Methods: Using data reported to CDC by three jurisdictions in 2011, descriptive statistics were used to assess the feasibility of collecting and reporting individual-level data. Comparisons were made on what can be learned from individual-level data as opposed to CDC’s aggregate survey data.

Results: Individual-level data provided a detailed overview of the population served, services received, and variations across jurisdictions in data collection, reporting, and quality monitoring practices. Several challenges and areas needing improvement were identified: variations in (1) data standardization; (2) data collection and reporting procedures; and (3) protocols for recommended follow-up services.

Conclusions: Using individual-level data, CDC was able to perform in-depth statistical analyses and learn more about each jurisdiction’s population, their EHDI process, and challenges to data collection, tracking, and surveillance efforts. As a result, CDC was able to provide more targeted technical assistance. All of the above would not be feasible using aggregate survey data. The pilot study demonstrated that individual-level data reporting to CDC is feasible and offers many opportunities for both CDC and jurisdictional EHDI programs.
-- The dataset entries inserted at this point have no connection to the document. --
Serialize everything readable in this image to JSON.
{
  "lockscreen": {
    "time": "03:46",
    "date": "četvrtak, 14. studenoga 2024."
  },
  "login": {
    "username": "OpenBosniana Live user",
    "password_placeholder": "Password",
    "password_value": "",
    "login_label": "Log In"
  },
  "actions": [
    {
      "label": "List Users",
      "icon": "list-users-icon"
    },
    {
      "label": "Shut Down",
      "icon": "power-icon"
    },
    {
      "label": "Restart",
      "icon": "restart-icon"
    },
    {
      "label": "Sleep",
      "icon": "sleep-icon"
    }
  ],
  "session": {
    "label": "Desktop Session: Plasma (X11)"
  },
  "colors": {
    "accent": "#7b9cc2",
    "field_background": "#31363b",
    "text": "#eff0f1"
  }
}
Keywords: Early hearing detection and intervention, newborn hearing screen, surveillance and tracking